They face parking problems and packed buses in an area where professional landlords have been snapping up family homes and converting them into student houses.
The knock-on effects have included fewer children going to local schools – and this has meant cuts to school funding.
And the very nature of the community was also said to be changing, with concerns voiced that the latest set of plans would worsen the situation.
The issues surfaced at a meeting to discuss proposals for a dedicated student housing scheme close to Brighton’s two universities.
The scheme – on the corner of Moulsecoomb Way and Lewes Road – would provide almost 380 student bedrooms on land currently used predominantly for waste recycling.
The proposed student housing complex would be up to seven storeys high but there would be just a dozen parking spaces, according to the plans.
Neighbours set out some of their concerns about the One Moulsecoomb Way proposal at a meeting with the developer McLaren on Wednesday (June 5).
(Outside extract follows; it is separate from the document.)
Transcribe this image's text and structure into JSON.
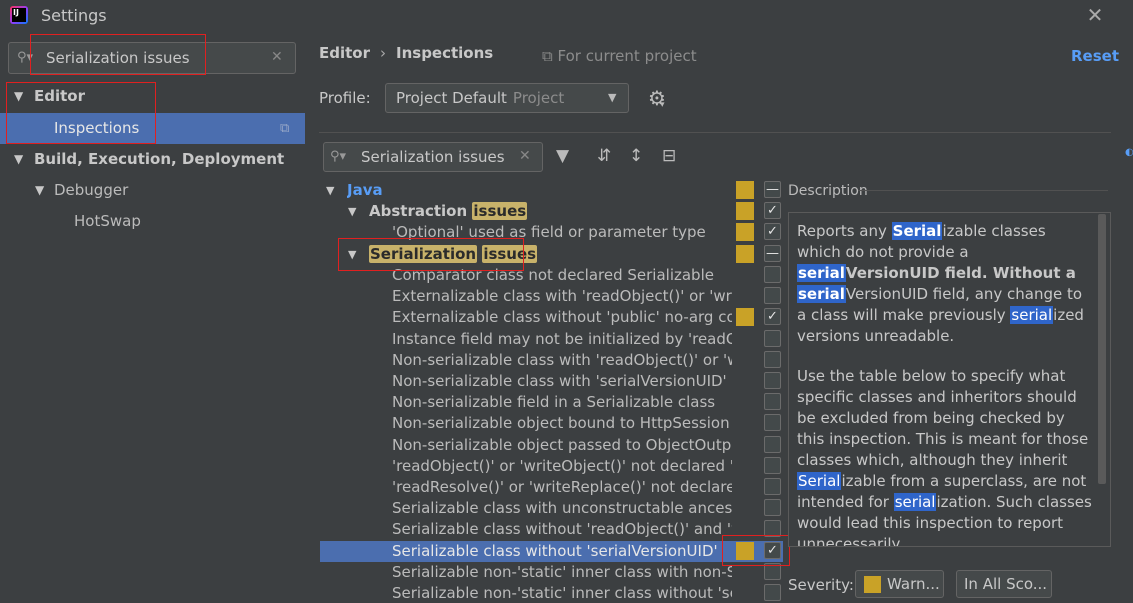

About 60 people went along to the meeting at the Moulsecoomb Leisure Centre where they spoke about the lack of truly affordable homes for people from the area.
McLaren plans to relocate the recycling plant run by KSD Environmental Services to North Quay in Newhaven – and no one said that they would miss the smell.
The proposed student homes would also replace two railway cottages and St Francis of Assisi Catholic Church.
‘Destroying our community’
One resident said: “What we need is homes for families in this area.
“This community used to be an area for families. There are more and more students coming in and our school is in crisis.
“We need more families with children to stop our school turning into an academy.
“Why not build family homes? I have no objection to the building but more and more students in this area is completely destroying our community.”
A day earlier, residents had learnt that the government plans to force Moulsecoomb Primary School to become an “academy” school – removed from council control – after a poor official inspection report.
McLaren’s development director David Atherton said that student flats would be more financially viable than affordable family homes.
He said that the cost of the scheme would include new community facilities as well as paying for KSD to move to Newhaven. It would also create jobs, he said.
Community campaigner Mitchie Alexander asked about rent levels and said that students could find a room in a shared house in parts of Moulsecoomb for £110 a week.
She said that her daughter was paying £165 a week for a room in a student hall of residence in central London.
Mr Atherton said that rents were likely to be about £175 to £200 a week, adding that international students were paying £275 to £300 a week for “city centre studios”.
He said: “We will be operating at a premium to the HMO (houses in multiple occupation) stock on the basis we will be a lot better than that.
“We’ll have on-site security, amenity spaces, a much nicer room and looked-after accommodation.
“They pay a slight premium but we are working hard to keep this as affordable for local students as it can be.”
Reducing demand for family homes
McLaren’s plans are for some “studio” flats with kitchenettes alongside a number of “cluster” flats which would have four to eight en suite bedrooms, shared kitchens and communal living space.
Mr Atherton also said that McLaren’s scheme would help reduce demand for local family homes to be turned into student houses.
He said that there were about 30,000 students in Brighton and Hove and about 7,000 purpose-built student bedrooms.
With 654 “registered HMOs” on the Moulsecoomb estate, he said, that equated to about 4,000 students living in former family homes.
Mr Atherton said that a survey of 50 properties had found that they were managed by 28 different companies.
The proposed One Moulsecoomb Way scheme would have one manager, who would attend community meetings, as well as 24-hour security.
Residents expressed concerns about the limited number of spaces on already crowded local bus services, including the 25, 48 and 49.
They were also worried about more pressure on parking and said that they did not want to pay for permits but the streets could not cope with an influx of student cars.
They were told that students would have to sign a contract saying that they would not bring a car with them.
But residents said that this would not be effectively policed and had been told that the same policy would be in place for Varley Halls.
Mr Atherton said that he understood that parking was a real issue for residents and would make not allowing a car a condition of tenancy.
He said that the site manager would remind students that they would not be allowed cars as part of their commitment.
As the condition would be part of the tenancy, students breaching the rule could be evicted in extreme cases.
A Moulsecoomb resident of more than 40 years, John Needham, spoke in favour of moving the waste disposal site and said that the proposed buildings looked better. He asked what would happen if the scheme did not go ahead.
Mr Atherton said that McLaren would take its investment elsewhere. He said there was a potential for KSD Environmental to expand its use of the site as affordable housing was not a viable option.
For more information about the plans and to comment, visit the Brighton and Hove City Council website at planningapps.brighton-hove.gov.uk and search for BH2019/01272.